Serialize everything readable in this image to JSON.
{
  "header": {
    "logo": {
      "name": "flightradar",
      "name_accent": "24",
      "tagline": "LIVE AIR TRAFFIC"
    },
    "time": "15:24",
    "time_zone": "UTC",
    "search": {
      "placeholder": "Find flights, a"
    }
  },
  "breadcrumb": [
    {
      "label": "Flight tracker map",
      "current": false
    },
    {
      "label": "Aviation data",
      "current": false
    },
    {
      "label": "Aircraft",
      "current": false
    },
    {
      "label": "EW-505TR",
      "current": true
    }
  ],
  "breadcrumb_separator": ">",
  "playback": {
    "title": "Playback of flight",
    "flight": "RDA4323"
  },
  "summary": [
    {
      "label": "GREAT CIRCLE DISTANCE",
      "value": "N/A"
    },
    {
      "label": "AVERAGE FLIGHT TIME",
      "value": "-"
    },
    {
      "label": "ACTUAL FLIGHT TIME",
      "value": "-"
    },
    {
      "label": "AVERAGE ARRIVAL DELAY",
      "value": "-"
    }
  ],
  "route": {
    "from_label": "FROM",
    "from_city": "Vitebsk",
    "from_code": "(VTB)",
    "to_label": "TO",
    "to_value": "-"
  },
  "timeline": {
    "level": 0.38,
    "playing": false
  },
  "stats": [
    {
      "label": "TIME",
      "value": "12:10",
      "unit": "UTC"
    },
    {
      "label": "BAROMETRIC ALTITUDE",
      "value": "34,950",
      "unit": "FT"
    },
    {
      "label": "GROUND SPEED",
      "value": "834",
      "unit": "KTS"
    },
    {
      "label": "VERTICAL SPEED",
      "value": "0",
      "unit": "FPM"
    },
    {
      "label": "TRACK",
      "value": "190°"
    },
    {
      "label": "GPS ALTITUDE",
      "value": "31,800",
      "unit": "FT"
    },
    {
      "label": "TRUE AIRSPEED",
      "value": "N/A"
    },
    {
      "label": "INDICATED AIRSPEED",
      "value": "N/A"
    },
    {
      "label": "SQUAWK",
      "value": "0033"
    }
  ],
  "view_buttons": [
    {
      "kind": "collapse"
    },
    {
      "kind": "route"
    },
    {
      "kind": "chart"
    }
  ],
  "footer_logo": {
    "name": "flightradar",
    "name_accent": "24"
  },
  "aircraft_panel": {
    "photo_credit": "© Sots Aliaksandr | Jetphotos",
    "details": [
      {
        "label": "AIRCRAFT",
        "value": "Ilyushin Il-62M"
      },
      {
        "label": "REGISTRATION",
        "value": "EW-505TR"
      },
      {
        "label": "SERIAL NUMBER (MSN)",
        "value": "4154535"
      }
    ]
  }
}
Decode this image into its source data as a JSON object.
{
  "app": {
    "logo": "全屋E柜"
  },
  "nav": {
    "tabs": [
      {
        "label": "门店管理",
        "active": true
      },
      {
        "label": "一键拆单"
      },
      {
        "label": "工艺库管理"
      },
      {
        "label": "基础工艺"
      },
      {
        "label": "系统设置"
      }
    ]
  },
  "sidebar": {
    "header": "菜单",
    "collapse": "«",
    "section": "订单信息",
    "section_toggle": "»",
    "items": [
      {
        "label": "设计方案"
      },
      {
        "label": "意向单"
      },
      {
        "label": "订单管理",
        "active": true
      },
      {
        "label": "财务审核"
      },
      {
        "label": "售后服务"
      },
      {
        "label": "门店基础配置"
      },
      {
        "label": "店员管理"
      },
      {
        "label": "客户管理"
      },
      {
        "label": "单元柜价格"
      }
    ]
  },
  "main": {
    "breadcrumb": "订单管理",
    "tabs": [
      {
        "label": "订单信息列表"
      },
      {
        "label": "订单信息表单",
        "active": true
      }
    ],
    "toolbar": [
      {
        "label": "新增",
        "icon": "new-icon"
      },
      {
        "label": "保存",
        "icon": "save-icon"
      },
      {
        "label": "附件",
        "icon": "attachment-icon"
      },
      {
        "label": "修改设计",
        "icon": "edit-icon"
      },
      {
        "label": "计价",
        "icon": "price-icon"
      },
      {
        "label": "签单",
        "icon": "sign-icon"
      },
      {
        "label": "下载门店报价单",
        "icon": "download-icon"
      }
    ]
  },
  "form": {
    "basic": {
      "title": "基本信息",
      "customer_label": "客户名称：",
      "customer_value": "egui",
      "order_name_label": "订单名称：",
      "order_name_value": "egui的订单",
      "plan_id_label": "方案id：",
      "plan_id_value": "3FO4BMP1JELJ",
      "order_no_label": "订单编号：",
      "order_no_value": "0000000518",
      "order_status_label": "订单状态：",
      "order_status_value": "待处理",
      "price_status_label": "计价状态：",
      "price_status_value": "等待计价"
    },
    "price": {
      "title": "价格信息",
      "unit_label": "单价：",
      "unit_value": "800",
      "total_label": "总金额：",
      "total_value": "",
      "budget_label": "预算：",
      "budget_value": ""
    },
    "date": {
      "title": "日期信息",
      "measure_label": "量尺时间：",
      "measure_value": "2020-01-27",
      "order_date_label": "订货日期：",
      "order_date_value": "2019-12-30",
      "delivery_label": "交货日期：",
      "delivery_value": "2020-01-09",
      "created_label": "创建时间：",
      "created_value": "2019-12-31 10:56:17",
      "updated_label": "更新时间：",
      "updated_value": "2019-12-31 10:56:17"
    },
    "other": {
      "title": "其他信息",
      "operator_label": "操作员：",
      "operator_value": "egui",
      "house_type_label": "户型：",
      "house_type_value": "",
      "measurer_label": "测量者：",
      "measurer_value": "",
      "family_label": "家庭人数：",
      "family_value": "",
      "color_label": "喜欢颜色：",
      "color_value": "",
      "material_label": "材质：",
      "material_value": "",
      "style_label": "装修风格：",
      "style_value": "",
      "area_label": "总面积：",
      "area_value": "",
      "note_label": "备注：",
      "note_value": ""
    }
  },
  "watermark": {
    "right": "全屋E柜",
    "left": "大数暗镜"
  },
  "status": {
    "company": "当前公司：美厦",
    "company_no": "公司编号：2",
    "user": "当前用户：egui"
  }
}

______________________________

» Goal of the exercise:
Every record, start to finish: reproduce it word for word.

» Answer to this task:
Serialize everything readable in this image to JSON.
{
  "header": {
    "logo": {
      "name": "flightradar",
      "name_accent": "24",
      "tagline": "LIVE AIR TRAFFIC"
    },
    "time": "15:24",
    "time_zone": "UTC",
    "search": {
      "placeholder": "Find flights, a"
    }
  },
  "breadcrumb": [
    {
      "label": "Flight tracker map",
      "current": false
    },
    {
      "label": "Aviation data",
      "current": false
    },
    {
      "label": "Aircraft",
      "current": false
    },
    {
      "label": "EW-505TR",
      "current": true
    }
  ],
  "breadcrumb_separator": ">",
  "playback": {
    "title": "Playback of flight",
    "flight": "RDA4323"
  },
  "summary": [
    {
      "label": "GREAT CIRCLE DISTANCE",
      "value": "N/A"
    },
    {
      "label": "AVERAGE FLIGHT TIME",
      "value": "-"
    },
    {
      "label": "ACTUAL FLIGHT TIME",
      "value": "-"
    },
    {
      "label": "AVERAGE ARRIVAL DELAY",
      "value": "-"
    }
  ],
  "route": {
    "from_label": "FROM",
    "from_city": "Vitebsk",
    "from_code": "(VTB)",
    "to_label": "TO",
    "to_value": "-"
  },
  "timeline": {
    "level": 0.38,
    "playing": false
  },
  "stats": [
    {
      "label": "TIME",
      "value": "12:10",
      "unit": "UTC"
    },
    {
      "label": "BAROMETRIC ALTITUDE",
      "value": "34,950",
      "unit": "FT"
    },
    {
      "label": "GROUND SPEED",
      "value": "834",
      "unit": "KTS"
    },
    {
      "label": "VERTICAL SPEED",
      "value": "0",
      "unit": "FPM"
    },
    {
      "label": "TRACK",
      "value": "190°"
    },
    {
      "label": "GPS ALTITUDE",
      "value": "31,800",
      "unit": "FT"
    },
    {
      "label": "TRUE AIRSPEED",
      "value": "N/A"
    },
    {
      "label": "INDICATED AIRSPEED",
      "value": "N/A"
    },
    {
      "label": "SQUAWK",
      "value": "0033"
    }
  ],
  "view_buttons": [
    {
      "kind": "collapse"
    },
    {
      "kind": "route"
    },
    {
      "kind": "chart"
    }
  ],
  "footer_logo": {
    "name": "flightradar",
    "name_accent": "24"
  },
  "aircraft_panel": {
    "photo_credit": "© Sots Aliaksandr | Jetphotos",
    "details": [
      {
        "label": "AIRCRAFT",
        "value": "Ilyushin Il-62M"
      },
      {
        "label": "REGISTRATION",
        "value": "EW-505TR"
      },
      {
        "label": "SERIAL NUMBER (MSN)",
        "value": "4154535"
      }
    ]
  }
}
Decode this image into its source data as a JSON object.
{
  "app": {
    "logo": "全屋E柜"
  },
  "nav": {
    "tabs": [
      {
        "label": "门店管理",
        "active": true
      },
      {
        "label": "一键拆单"
      },
      {
        "label": "工艺库管理"
      },
      {
        "label": "基础工艺"
      },
      {
        "label": "系统设置"
      }
    ]
  },
  "sidebar": {
    "header": "菜单",
    "collapse": "«",
    "section": "订单信息",
    "section_toggle": "»",
    "items": [
      {
        "label": "设计方案"
      },
      {
        "label": "意向单"
      },
      {
        "label": "订单管理",
        "active": true
      },
      {
        "label": "财务审核"
      },
      {
        "label": "售后服务"
      },
      {
        "label": "门店基础配置"
      },
      {
        "label": "店员管理"
      },
      {
        "label": "客户管理"
      },
      {
        "label": "单元柜价格"
      }
    ]
  },
  "main": {
    "breadcrumb": "订单管理",
    "tabs": [
      {
        "label": "订单信息列表"
      },
      {
        "label": "订单信息表单",
        "active": true
      }
    ],
    "toolbar": [
      {
        "label": "新增",
        "icon": "new-icon"
      },
      {
        "label": "保存",
        "icon": "save-icon"
      },
      {
        "label": "附件",
        "icon": "attachment-icon"
      },
      {
        "label": "修改设计",
        "icon": "edit-icon"
      },
      {
        "label": "计价",
        "icon": "price-icon"
      },
      {
        "label": "签单",
        "icon": "sign-icon"
      },
      {
        "label": "下载门店报价单",
        "icon": "download-icon"
      }
    ]
  },
  "form": {
    "basic": {
      "title": "基本信息",
      "customer_label": "客户名称：",
      "customer_value": "egui",
      "order_name_label": "订单名称：",
      "order_name_value": "egui的订单",
      "plan_id_label": "方案id：",
      "plan_id_value": "3FO4BMP1JELJ",
      "order_no_label": "订单编号：",
      "order_no_value": "0000000518",
      "order_status_label": "订单状态：",
      "order_status_value": "待处理",
      "price_status_label": "计价状态：",
      "price_status_value": "等待计价"
    },
    "price": {
      "title": "价格信息",
      "unit_label": "单价：",
      "unit_value": "800",
      "total_label": "总金额：",
      "total_value": "",
      "budget_label": "预算：",
      "budget_value": ""
    },
    "date": {
      "title": "日期信息",
      "measure_label": "量尺时间：",
      "measure_value": "2020-01-27",
      "order_date_label": "订货日期：",
      "order_date_value": "2019-12-30",
      "delivery_label": "交货日期：",
      "delivery_value": "2020-01-09",
      "created_label": "创建时间：",
      "created_value": "2019-12-31 10:56:17",
      "updated_label": "更新时间：",
      "updated_value": "2019-12-31 10:56:17"
    },
    "other": {
      "title": "其他信息",
      "operator_label": "操作员：",
      "operator_value": "egui",
      "house_type_label": "户型：",
      "house_type_value": "",
      "measurer_label": "测量者：",
      "measurer_value": "",
      "family_label": "家庭人数：",
      "family_value": "",
      "color_label": "喜欢颜色：",
      "color_value": "",
      "material_label": "材质：",
      "material_value": "",
      "style_label": "装修风格：",
      "style_value": "",
      "area_label": "总面积：",
      "area_value": "",
      "note_label": "备注：",
      "note_value": ""
    }
  },
  "watermark": {
    "right": "全屋E柜",
    "left": "大数暗镜"
  },
  "status": {
    "company": "当前公司：美厦",
    "company_no": "公司编号：2",
    "user": "当前用户：egui"
  }
}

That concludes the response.